[Web page and app entries]
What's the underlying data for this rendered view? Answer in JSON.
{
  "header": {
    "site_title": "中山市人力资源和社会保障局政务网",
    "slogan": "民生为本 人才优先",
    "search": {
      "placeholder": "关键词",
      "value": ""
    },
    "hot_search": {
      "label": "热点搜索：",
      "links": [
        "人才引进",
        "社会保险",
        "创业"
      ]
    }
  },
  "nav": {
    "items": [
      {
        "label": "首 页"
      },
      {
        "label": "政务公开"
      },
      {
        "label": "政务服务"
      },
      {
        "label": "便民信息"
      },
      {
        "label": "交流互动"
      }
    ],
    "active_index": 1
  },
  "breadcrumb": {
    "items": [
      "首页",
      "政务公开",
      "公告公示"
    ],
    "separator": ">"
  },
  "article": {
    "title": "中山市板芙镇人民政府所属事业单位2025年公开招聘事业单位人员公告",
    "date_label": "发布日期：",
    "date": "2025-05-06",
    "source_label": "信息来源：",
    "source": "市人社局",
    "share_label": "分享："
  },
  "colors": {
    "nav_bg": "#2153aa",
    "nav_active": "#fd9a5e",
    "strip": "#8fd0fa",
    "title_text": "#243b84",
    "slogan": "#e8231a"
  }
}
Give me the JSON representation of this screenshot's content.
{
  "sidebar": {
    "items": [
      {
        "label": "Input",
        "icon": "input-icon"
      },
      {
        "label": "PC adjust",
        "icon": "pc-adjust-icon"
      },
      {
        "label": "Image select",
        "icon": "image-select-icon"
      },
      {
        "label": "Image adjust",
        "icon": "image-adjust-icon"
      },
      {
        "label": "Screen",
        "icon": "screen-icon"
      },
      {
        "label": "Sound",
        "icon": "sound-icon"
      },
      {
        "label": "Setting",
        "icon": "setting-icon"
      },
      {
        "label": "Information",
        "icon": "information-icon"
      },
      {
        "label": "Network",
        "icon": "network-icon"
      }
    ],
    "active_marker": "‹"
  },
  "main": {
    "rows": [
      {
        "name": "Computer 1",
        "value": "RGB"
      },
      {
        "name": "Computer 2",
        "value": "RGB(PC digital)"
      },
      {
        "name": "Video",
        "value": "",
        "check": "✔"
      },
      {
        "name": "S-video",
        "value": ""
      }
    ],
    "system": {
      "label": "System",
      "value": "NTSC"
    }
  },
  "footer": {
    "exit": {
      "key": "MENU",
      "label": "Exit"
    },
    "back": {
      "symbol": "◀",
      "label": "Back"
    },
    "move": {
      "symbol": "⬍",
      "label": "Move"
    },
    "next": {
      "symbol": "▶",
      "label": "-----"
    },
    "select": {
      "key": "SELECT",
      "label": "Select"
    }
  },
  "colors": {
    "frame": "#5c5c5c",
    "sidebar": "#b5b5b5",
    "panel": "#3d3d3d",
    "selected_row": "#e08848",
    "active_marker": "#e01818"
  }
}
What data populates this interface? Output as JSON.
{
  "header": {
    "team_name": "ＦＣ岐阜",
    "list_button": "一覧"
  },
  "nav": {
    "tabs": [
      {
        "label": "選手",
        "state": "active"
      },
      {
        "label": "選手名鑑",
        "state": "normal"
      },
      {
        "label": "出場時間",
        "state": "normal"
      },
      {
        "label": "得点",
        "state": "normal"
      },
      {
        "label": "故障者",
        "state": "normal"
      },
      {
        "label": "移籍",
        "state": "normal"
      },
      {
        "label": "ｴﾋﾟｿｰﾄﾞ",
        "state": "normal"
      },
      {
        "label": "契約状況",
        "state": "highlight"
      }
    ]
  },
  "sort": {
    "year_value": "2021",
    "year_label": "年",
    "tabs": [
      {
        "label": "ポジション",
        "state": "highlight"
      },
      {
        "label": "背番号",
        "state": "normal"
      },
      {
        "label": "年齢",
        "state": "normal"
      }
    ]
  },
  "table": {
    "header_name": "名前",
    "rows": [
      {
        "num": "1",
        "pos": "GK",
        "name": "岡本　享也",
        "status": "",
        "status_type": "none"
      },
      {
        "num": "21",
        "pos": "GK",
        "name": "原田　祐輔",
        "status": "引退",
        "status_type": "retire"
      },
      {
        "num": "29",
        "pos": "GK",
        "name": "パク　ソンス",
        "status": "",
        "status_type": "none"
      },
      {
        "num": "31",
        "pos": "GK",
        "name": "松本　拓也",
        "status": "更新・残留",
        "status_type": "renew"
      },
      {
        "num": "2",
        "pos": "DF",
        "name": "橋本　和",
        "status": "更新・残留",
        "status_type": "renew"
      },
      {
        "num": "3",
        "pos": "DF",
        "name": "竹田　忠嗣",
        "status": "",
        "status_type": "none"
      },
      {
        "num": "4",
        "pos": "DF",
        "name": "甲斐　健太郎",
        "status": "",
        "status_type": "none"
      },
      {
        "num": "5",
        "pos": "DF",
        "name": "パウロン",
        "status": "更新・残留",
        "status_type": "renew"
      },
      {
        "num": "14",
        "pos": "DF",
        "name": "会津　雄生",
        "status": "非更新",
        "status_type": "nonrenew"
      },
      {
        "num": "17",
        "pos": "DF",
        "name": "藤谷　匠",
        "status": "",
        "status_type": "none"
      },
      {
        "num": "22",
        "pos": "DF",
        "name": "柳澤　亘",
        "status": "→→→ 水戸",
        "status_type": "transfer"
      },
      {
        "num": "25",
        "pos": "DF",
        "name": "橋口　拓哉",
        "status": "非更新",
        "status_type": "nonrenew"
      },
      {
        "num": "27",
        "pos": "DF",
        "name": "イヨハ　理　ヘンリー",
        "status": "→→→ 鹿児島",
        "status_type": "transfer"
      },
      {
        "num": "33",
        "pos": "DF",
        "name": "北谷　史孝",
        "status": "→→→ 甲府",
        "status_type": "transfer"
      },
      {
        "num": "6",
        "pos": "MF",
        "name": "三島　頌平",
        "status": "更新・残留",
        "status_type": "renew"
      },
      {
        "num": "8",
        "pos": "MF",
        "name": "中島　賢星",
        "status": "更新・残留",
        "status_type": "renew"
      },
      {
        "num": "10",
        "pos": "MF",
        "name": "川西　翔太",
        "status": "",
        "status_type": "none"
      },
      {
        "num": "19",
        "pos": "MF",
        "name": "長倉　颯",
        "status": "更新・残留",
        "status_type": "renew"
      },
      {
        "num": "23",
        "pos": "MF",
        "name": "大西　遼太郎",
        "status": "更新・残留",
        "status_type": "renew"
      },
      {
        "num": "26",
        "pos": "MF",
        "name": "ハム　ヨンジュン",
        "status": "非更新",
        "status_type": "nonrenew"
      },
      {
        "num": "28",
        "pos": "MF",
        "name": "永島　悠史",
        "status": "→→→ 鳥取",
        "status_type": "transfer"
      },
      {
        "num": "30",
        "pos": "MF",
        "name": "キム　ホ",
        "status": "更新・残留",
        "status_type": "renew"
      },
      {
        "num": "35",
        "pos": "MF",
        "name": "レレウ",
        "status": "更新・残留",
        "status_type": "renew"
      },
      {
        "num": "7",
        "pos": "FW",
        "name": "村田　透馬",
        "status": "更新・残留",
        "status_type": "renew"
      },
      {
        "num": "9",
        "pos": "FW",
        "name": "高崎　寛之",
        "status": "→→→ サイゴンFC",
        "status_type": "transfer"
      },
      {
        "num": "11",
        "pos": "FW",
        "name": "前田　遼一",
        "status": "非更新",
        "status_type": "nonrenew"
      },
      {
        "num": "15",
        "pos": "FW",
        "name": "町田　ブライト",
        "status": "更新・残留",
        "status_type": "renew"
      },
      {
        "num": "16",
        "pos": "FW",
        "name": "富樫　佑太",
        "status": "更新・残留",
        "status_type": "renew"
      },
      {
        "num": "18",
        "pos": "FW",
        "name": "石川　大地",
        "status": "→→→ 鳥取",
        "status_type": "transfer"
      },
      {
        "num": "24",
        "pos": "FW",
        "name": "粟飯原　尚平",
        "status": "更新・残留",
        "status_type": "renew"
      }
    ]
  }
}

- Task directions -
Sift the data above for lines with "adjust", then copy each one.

- Answer to this task -
        "label": "PC adjust",
        "icon": "pc-adjust-icon"
        "label": "Image adjust",
        "icon": "image-adjust-icon"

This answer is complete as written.